In 1941 first 30 dogs were used in the open but most of them were shot on sight. The Wermacht saw these dogs as a desperate measure and the act of cowardice saying that “the Soviets send dogs instead of men to fight”.
The famous tank battle of Kursk shows moderate success of anti-tank dogs: 16 dogs blew 12 enemy tanks while both parties used more than 1,000 tanks altogether.
However, let’s not forget that propaganda worked both ways and from both sides. This is why we still have something to tell you about the use of dog warfare – the raw facts only:
Near Glukhov (Ukraine) the 160th Infantry Division damaged 5 tanks using 6 dogs.
Near the Stalingrad airport, dogs destroyed 13 tanks.
After 1942, all training schools qualified for producing mine-seeking dogs. But the program of anti-tank dogs remained active until June 1996
The Japanese army received 25,000 dogs from Germans and set several training schools all over Japan, one of them is located in Nanjing, China. Some dogs were used as explosives but they were pulling carts with explosive instead of wearing it. Due to poor training, the Japanese had little success.

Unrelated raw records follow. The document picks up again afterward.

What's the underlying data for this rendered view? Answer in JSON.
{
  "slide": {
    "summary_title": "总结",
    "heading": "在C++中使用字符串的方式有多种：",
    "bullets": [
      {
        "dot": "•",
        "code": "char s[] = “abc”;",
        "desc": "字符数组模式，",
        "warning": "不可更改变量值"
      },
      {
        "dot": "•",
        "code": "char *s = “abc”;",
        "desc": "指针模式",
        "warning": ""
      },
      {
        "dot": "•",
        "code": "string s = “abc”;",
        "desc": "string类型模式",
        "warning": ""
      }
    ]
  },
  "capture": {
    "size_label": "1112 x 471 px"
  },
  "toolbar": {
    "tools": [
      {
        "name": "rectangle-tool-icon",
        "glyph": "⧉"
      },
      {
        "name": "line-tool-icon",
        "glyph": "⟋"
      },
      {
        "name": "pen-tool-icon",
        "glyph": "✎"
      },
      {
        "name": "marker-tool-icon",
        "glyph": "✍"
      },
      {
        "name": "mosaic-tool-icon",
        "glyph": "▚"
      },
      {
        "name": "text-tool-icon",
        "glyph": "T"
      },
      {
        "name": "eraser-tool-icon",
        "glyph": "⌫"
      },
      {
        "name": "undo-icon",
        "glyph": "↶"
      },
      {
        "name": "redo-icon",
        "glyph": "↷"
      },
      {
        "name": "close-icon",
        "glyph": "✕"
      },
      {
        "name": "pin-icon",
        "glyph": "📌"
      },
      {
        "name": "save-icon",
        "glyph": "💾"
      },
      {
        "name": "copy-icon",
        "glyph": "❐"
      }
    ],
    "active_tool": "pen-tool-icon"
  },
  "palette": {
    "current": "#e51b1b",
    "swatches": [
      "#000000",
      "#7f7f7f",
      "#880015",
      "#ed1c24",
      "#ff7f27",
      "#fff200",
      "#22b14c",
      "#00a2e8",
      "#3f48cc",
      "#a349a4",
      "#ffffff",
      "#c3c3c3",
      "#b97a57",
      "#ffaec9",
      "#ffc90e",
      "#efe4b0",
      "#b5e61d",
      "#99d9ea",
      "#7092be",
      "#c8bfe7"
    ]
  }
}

Also, the US forces trained at Fort Belvoir and used dogs to blow up fortifications. Opposite to using them as live bombs, Americans would make the dog run inside the bunker, leave the bomb there and retreat. The bomb was detonated by the timer. Due to safety concerns, the whole program ceased to exist from December 17, 1943. Two years later, there were attempts to revive the program, but the reality showed that it was pointless: dogs would return with the bomb back causing casualties among friendlies. You should know that such poor results were shown during the field tests and should the actual war fight take place, the dogs will be terrified by the noise and constant firing so, their use would be completely ineffective.
In 2007, during the Iraq War, local insurgents tried using dog-bombs with remote control. However, one documented explosion did not damage the tank and local citizens criticized the act of killing the dog as sinful, because according to Islam it is forbidden to kill animals for any other reason than food (see also Wikipedia.org/wiki/Military_animal#As_living_bombs).
Nowadays the use of dogs as bomb carriers looks like complete barbarism, but more than 70 years ago during World War II, the Soviets were losing kilometers of their territory daily and all means possible for stopping the Nazi invasion were considered. Having paid with more than 25 million of lives for the liberty of the entire country and the continent, the USSR fear can be understood.
But today with the presence of such powers like PETA and preponderance of modern warfare, dogs still serve in the army but, as true specialists, not combatants.
They screen passengers in the airports, screen vehicles at check-posts in belligerent countries and sniff out packages of drugs and illegal substances. While wars still wage on and tanks play important roles in them, it is not easy to forget that there is always another sword to battle a sword – just like there is another heavily armored tank to battle another.